— INSTRUCTIONS TO FOLLOW —
Please give back all the records exactly, but keep the pictures out.

— EXTRACTED RECORDS —
---*---

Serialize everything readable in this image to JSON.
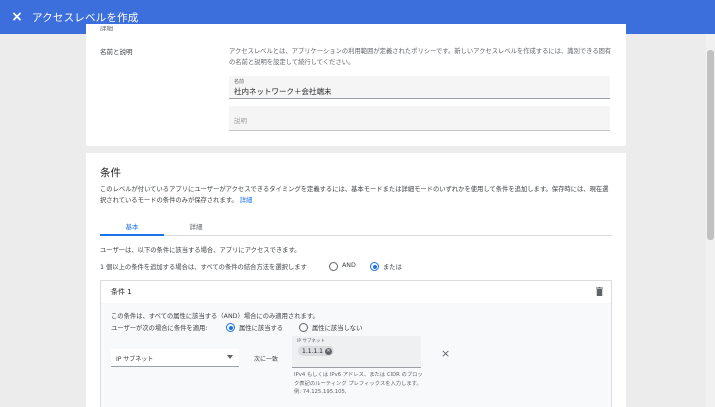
{
  "topbar": {
    "close_icon": "×",
    "title": "アクセスレベルを作成",
    "color": "#3c6fdc"
  },
  "details": {
    "section_label": "詳細",
    "row_label": "名前と説明",
    "description": "アクセスレベルとは、アプリケーションの利用範囲が定義されたポリシーです。新しいアクセスレベルを作成するには、識別できる固有の名前と説明を設定して続行してください。",
    "name_field": {
      "label": "名前",
      "value": "社内ネットワーク＋会社端末"
    },
    "description_field": {
      "placeholder": "説明"
    }
  },
  "conditions": {
    "title": "条件",
    "description": "このレベルが付いているアプリにユーザーがアクセスできるタイミングを定義するには、基本モードまたは詳細モードのいずれかを使用して条件を追加します。保存時には、現在選択されているモードの条件のみが保存されます。",
    "details_link": "詳細",
    "tabs": [
      {
        "label": "基本",
        "active": true
      },
      {
        "label": "詳細",
        "active": false
      }
    ],
    "access_text": "ユーザーは、以下の条件に該当する場合、アプリにアクセスできます。",
    "combine_text": "1 個以上の条件を追加する場合は、すべての条件の結合方法を選択します",
    "combine_options": [
      {
        "label": "AND",
        "selected": false
      },
      {
        "label": "または",
        "selected": true
      }
    ],
    "condition1": {
      "title": "条件 1",
      "trash_icon": "trash-icon",
      "and_note": "この条件は、すべての属性に該当する（AND）場合にのみ適用されます。",
      "apply_text": "ユーザーが次の場合に条件を適用:",
      "apply_options": [
        {
          "label": "属性に該当する",
          "selected": true
        },
        {
          "label": "属性に該当しない",
          "selected": false
        }
      ],
      "attribute_select": "IP サブネット",
      "match_text": "次に一致",
      "ip_field": {
        "label": "IP サブネット",
        "chip": "1.1.1.1"
      },
      "hint": "IPv4 もしくは IPv6 アドレス、または CIDR のブロック表記のルーティング プレフィックスを入力します。例: 74.125.195.105,",
      "remove_icon": "×"
    }
  }
}
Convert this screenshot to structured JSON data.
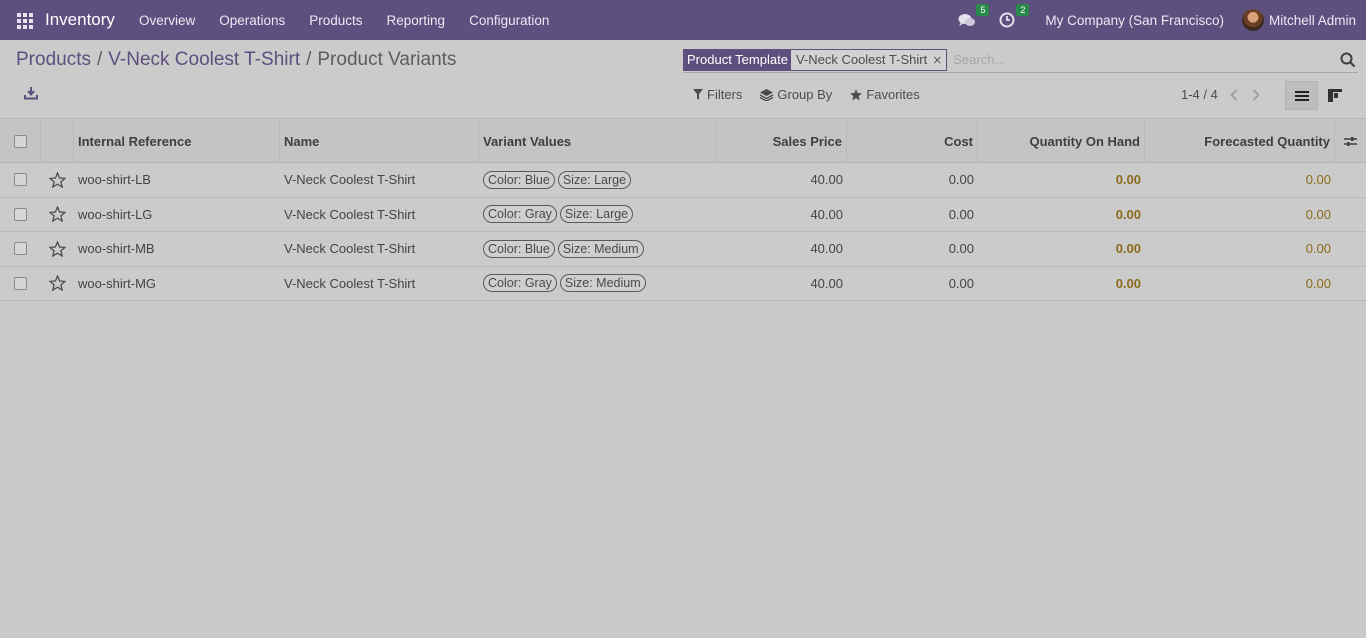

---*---

— SOLUTION —
Serialize everything readable in this image to JSON.
{
  "topbar": {
    "close_icon": "×",
    "title": "アクセスレベルを作成",
    "color": "#3c6fdc"
  },
  "details": {
    "section_label": "詳細",
    "row_label": "名前と説明",
    "description": "アクセスレベルとは、アプリケーションの利用範囲が定義されたポリシーです。新しいアクセスレベルを作成するには、識別できる固有の名前と説明を設定して続行してください。",
    "name_field": {
      "label": "名前",
      "value": "社内ネットワーク＋会社端末"
    },
    "description_field": {
      "placeholder": "説明"
    }
  },
  "conditions": {
    "title": "条件",
    "description": "このレベルが付いているアプリにユーザーがアクセスできるタイミングを定義するには、基本モードまたは詳細モードのいずれかを使用して条件を追加します。保存時には、現在選択されているモードの条件のみが保存されます。",
    "details_link": "詳細",
    "tabs": [
      {
        "label": "基本",
        "active": true
      },
      {
        "label": "詳細",
        "active": false
      }
    ],
    "access_text": "ユーザーは、以下の条件に該当する場合、アプリにアクセスできます。",
    "combine_text": "1 個以上の条件を追加する場合は、すべての条件の結合方法を選択します",
    "combine_options": [
      {
        "label": "AND",
        "selected": false
      },
      {
        "label": "または",
        "selected": true
      }
    ],
    "condition1": {
      "title": "条件 1",
      "trash_icon": "trash-icon",
      "and_note": "この条件は、すべての属性に該当する（AND）場合にのみ適用されます。",
      "apply_text": "ユーザーが次の場合に条件を適用:",
      "apply_options": [
        {
          "label": "属性に該当する",
          "selected": true
        },
        {
          "label": "属性に該当しない",
          "selected": false
        }
      ],
      "attribute_select": "IP サブネット",
      "match_text": "次に一致",
      "ip_field": {
        "label": "IP サブネット",
        "chip": "1.1.1.1"
      },
      "hint": "IPv4 もしくは IPv6 アドレス、または CIDR のブロック表記のルーティング プレフィックスを入力します。例: 74.125.195.105,",
      "remove_icon": "×"
    }
  }
}
Convert this screenshot to structured JSON data.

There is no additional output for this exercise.